[App and web page records]
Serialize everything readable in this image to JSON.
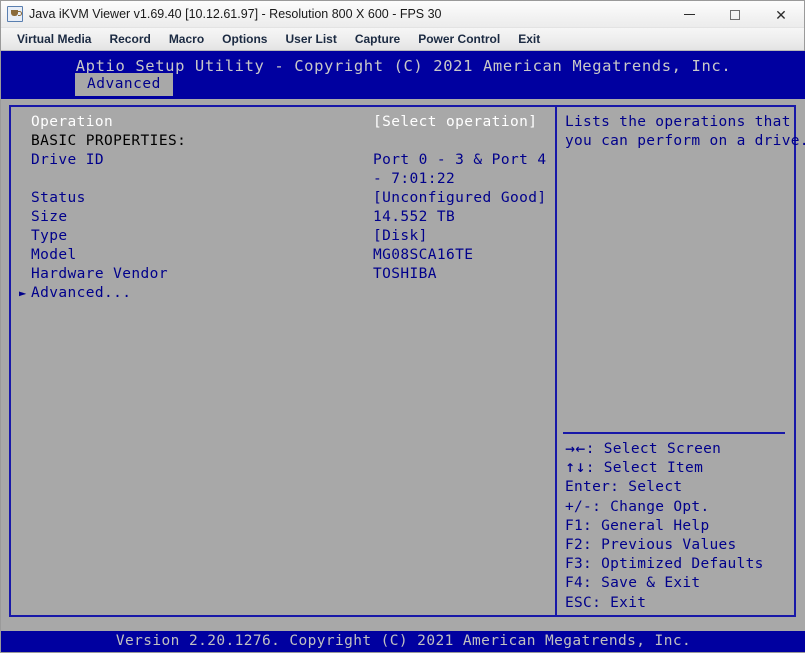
{
  "window": {
    "title": "Java iKVM Viewer v1.69.40 [10.12.61.97]  - Resolution 800 X 600 - FPS 30",
    "icon": "java-icon",
    "controls": {
      "minimize": "minimize-icon",
      "maximize": "maximize-icon",
      "close": "close-icon"
    }
  },
  "menubar": {
    "items": [
      {
        "label": "Virtual Media"
      },
      {
        "label": "Record"
      },
      {
        "label": "Macro"
      },
      {
        "label": "Options"
      },
      {
        "label": "User List"
      },
      {
        "label": "Capture"
      },
      {
        "label": "Power Control"
      },
      {
        "label": "Exit"
      }
    ]
  },
  "bios": {
    "header_title": "Aptio Setup Utility - Copyright (C) 2021 American Megatrends, Inc.",
    "active_tab": "Advanced",
    "rows": [
      {
        "label": "Operation",
        "value": "[Select operation]",
        "selected": true,
        "section": false,
        "arrow": false
      },
      {
        "label": "BASIC PROPERTIES:",
        "value": "",
        "selected": false,
        "section": true,
        "arrow": false
      },
      {
        "label": "Drive ID",
        "value": "Port 0 - 3 & Port 4",
        "selected": false,
        "section": false,
        "arrow": false
      },
      {
        "label": "",
        "value": "- 7:01:22",
        "selected": false,
        "section": false,
        "arrow": false
      },
      {
        "label": "Status",
        "value": "[Unconfigured Good]",
        "selected": false,
        "section": false,
        "arrow": false
      },
      {
        "label": "Size",
        "value": "14.552 TB",
        "selected": false,
        "section": false,
        "arrow": false
      },
      {
        "label": "Type",
        "value": "[Disk]",
        "selected": false,
        "section": false,
        "arrow": false
      },
      {
        "label": "Model",
        "value": "MG08SCA16TE",
        "selected": false,
        "section": false,
        "arrow": false
      },
      {
        "label": "Hardware Vendor",
        "value": "TOSHIBA",
        "selected": false,
        "section": false,
        "arrow": false
      },
      {
        "label": "Advanced...",
        "value": "",
        "selected": false,
        "section": false,
        "arrow": true
      }
    ],
    "help": {
      "lines": [
        "Lists the operations that",
        "you can perform on a drive."
      ]
    },
    "keys": [
      {
        "glyph": "→←",
        "text": ": Select Screen"
      },
      {
        "glyph": "↑↓",
        "text": ": Select Item"
      },
      {
        "glyph": "",
        "text": "Enter: Select"
      },
      {
        "glyph": "",
        "text": "+/-: Change Opt."
      },
      {
        "glyph": "",
        "text": "F1: General Help"
      },
      {
        "glyph": "",
        "text": "F2: Previous Values"
      },
      {
        "glyph": "",
        "text": "F3: Optimized Defaults"
      },
      {
        "glyph": "",
        "text": "F4: Save & Exit"
      },
      {
        "glyph": "",
        "text": "ESC: Exit"
      }
    ],
    "footer": "Version 2.20.1276. Copyright (C) 2021 American Megatrends, Inc."
  },
  "colors": {
    "bios_blue": "#0000a0",
    "panel_gray": "#a8a8a8",
    "label_blue": "#00008b",
    "selected_white": "#ffffff",
    "border_blue": "#1818a8"
  }
}
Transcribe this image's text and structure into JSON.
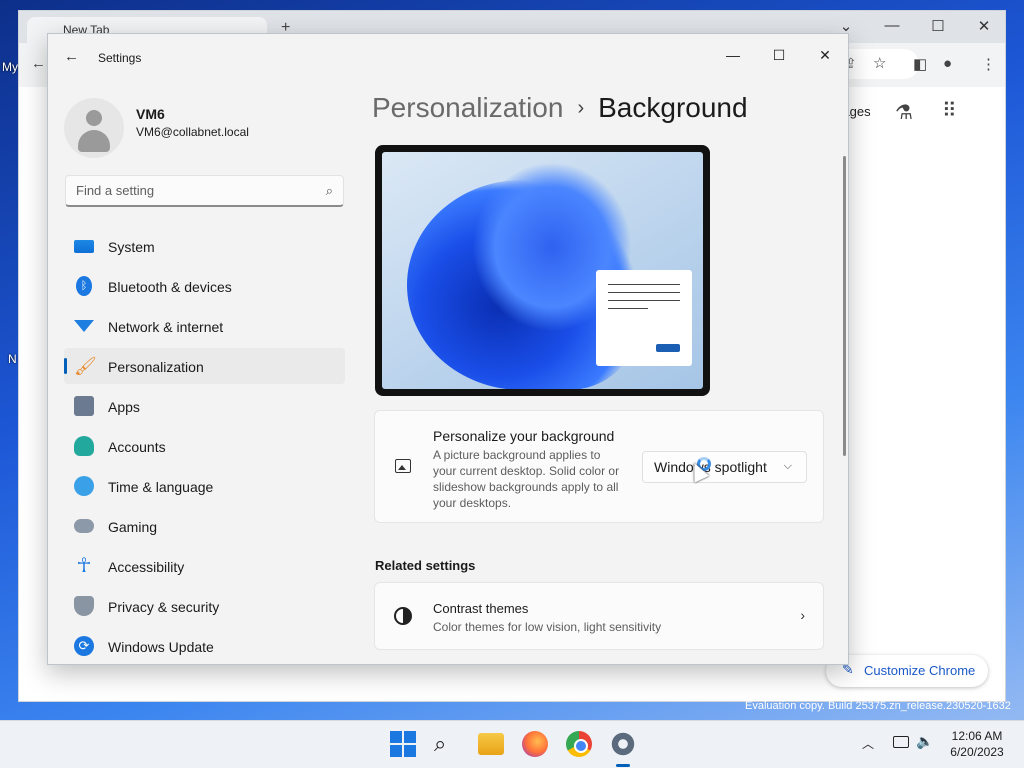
{
  "desktop": {
    "labels": [
      "My",
      "N"
    ],
    "evaluation_text": "Evaluation copy. Build 25375.zn_release.230520-1632"
  },
  "chrome": {
    "tab_title": "New Tab",
    "images_link": "Images",
    "customize_label": "Customize Chrome"
  },
  "settings": {
    "app_title": "Settings",
    "user": {
      "name": "VM6",
      "email": "VM6@collabnet.local"
    },
    "search_placeholder": "Find a setting",
    "nav": [
      {
        "label": "System",
        "icon": "system-icon"
      },
      {
        "label": "Bluetooth & devices",
        "icon": "bluetooth-icon"
      },
      {
        "label": "Network & internet",
        "icon": "wifi-icon"
      },
      {
        "label": "Personalization",
        "icon": "brush-icon",
        "selected": true
      },
      {
        "label": "Apps",
        "icon": "apps-icon"
      },
      {
        "label": "Accounts",
        "icon": "person-icon"
      },
      {
        "label": "Time & language",
        "icon": "globe-clock-icon"
      },
      {
        "label": "Gaming",
        "icon": "gamepad-icon"
      },
      {
        "label": "Accessibility",
        "icon": "accessibility-icon"
      },
      {
        "label": "Privacy & security",
        "icon": "shield-icon"
      },
      {
        "label": "Windows Update",
        "icon": "update-icon"
      }
    ],
    "breadcrumb": {
      "parent": "Personalization",
      "separator": "›",
      "current": "Background"
    },
    "personalize_card": {
      "title": "Personalize your background",
      "description": "A picture background applies to your current desktop. Solid color or slideshow backgrounds apply to all your desktops.",
      "dropdown_value": "Windows spotlight"
    },
    "related_heading": "Related settings",
    "contrast_card": {
      "title": "Contrast themes",
      "description": "Color themes for low vision, light sensitivity"
    }
  },
  "taskbar": {
    "apps": [
      "start-icon",
      "search-icon",
      "file-explorer-icon",
      "firefox-icon",
      "chrome-icon",
      "settings-icon"
    ],
    "time": "12:06 AM",
    "date": "6/20/2023"
  },
  "colors": {
    "accent": "#005fb8",
    "window_bg": "#f3f3f3"
  }
}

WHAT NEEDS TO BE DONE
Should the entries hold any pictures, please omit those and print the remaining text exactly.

REPLY TO THE EXERCISE
Serialize everything readable in this image to JSON.
{
  "window": {
    "title": "Java iKVM Viewer v1.69.40 [10.12.61.97]  - Resolution 800 X 600 - FPS 30",
    "icon": "java-icon",
    "controls": {
      "minimize": "minimize-icon",
      "maximize": "maximize-icon",
      "close": "close-icon"
    }
  },
  "menubar": {
    "items": [
      {
        "label": "Virtual Media"
      },
      {
        "label": "Record"
      },
      {
        "label": "Macro"
      },
      {
        "label": "Options"
      },
      {
        "label": "User List"
      },
      {
        "label": "Capture"
      },
      {
        "label": "Power Control"
      },
      {
        "label": "Exit"
      }
    ]
  },
  "bios": {
    "header_title": "Aptio Setup Utility - Copyright (C) 2021 American Megatrends, Inc.",
    "active_tab": "Advanced",
    "rows": [
      {
        "label": "Operation",
        "value": "[Select operation]",
        "selected": true,
        "section": false,
        "arrow": false
      },
      {
        "label": "BASIC PROPERTIES:",
        "value": "",
        "selected": false,
        "section": true,
        "arrow": false
      },
      {
        "label": "Drive ID",
        "value": "Port 0 - 3 & Port 4",
        "selected": false,
        "section": false,
        "arrow": false
      },
      {
        "label": "",
        "value": "- 7:01:22",
        "selected": false,
        "section": false,
        "arrow": false
      },
      {
        "label": "Status",
        "value": "[Unconfigured Good]",
        "selected": false,
        "section": false,
        "arrow": false
      },
      {
        "label": "Size",
        "value": "14.552 TB",
        "selected": false,
        "section": false,
        "arrow": false
      },
      {
        "label": "Type",
        "value": "[Disk]",
        "selected": false,
        "section": false,
        "arrow": false
      },
      {
        "label": "Model",
        "value": "MG08SCA16TE",
        "selected": false,
        "section": false,
        "arrow": false
      },
      {
        "label": "Hardware Vendor",
        "value": "TOSHIBA",
        "selected": false,
        "section": false,
        "arrow": false
      },
      {
        "label": "Advanced...",
        "value": "",
        "selected": false,
        "section": false,
        "arrow": true
      }
    ],
    "help": {
      "lines": [
        "Lists the operations that",
        "you can perform on a drive."
      ]
    },
    "keys": [
      {
        "glyph": "→←",
        "text": ": Select Screen"
      },
      {
        "glyph": "↑↓",
        "text": ": Select Item"
      },
      {
        "glyph": "",
        "text": "Enter: Select"
      },
      {
        "glyph": "",
        "text": "+/-: Change Opt."
      },
      {
        "glyph": "",
        "text": "F1: General Help"
      },
      {
        "glyph": "",
        "text": "F2: Previous Values"
      },
      {
        "glyph": "",
        "text": "F3: Optimized Defaults"
      },
      {
        "glyph": "",
        "text": "F4: Save & Exit"
      },
      {
        "glyph": "",
        "text": "ESC: Exit"
      }
    ],
    "footer": "Version 2.20.1276. Copyright (C) 2021 American Megatrends, Inc."
  },
  "colors": {
    "bios_blue": "#0000a0",
    "panel_gray": "#a8a8a8",
    "label_blue": "#00008b",
    "selected_white": "#ffffff",
    "border_blue": "#1818a8"
  }
}
Transcribe this image's text and structure into JSON.
{
  "desktop": {
    "labels": [
      "My",
      "N"
    ],
    "evaluation_text": "Evaluation copy. Build 25375.zn_release.230520-1632"
  },
  "chrome": {
    "tab_title": "New Tab",
    "images_link": "Images",
    "customize_label": "Customize Chrome"
  },
  "settings": {
    "app_title": "Settings",
    "user": {
      "name": "VM6",
      "email": "VM6@collabnet.local"
    },
    "search_placeholder": "Find a setting",
    "nav": [
      {
        "label": "System",
        "icon": "system-icon"
      },
      {
        "label": "Bluetooth & devices",
        "icon": "bluetooth-icon"
      },
      {
        "label": "Network & internet",
        "icon": "wifi-icon"
      },
      {
        "label": "Personalization",
        "icon": "brush-icon",
        "selected": true
      },
      {
        "label": "Apps",
        "icon": "apps-icon"
      },
      {
        "label": "Accounts",
        "icon": "person-icon"
      },
      {
        "label": "Time & language",
        "icon": "globe-clock-icon"
      },
      {
        "label": "Gaming",
        "icon": "gamepad-icon"
      },
      {
        "label": "Accessibility",
        "icon": "accessibility-icon"
      },
      {
        "label": "Privacy & security",
        "icon": "shield-icon"
      },
      {
        "label": "Windows Update",
        "icon": "update-icon"
      }
    ],
    "breadcrumb": {
      "parent": "Personalization",
      "separator": "›",
      "current": "Background"
    },
    "personalize_card": {
      "title": "Personalize your background",
      "description": "A picture background applies to your current desktop. Solid color or slideshow backgrounds apply to all your desktops.",
      "dropdown_value": "Windows spotlight"
    },
    "related_heading": "Related settings",
    "contrast_card": {
      "title": "Contrast themes",
      "description": "Color themes for low vision, light sensitivity"
    }
  },
  "taskbar": {
    "apps": [
      "start-icon",
      "search-icon",
      "file-explorer-icon",
      "firefox-icon",
      "chrome-icon",
      "settings-icon"
    ],
    "time": "12:06 AM",
    "date": "6/20/2023"
  },
  "colors": {
    "accent": "#005fb8",
    "window_bg": "#f3f3f3"
  }
}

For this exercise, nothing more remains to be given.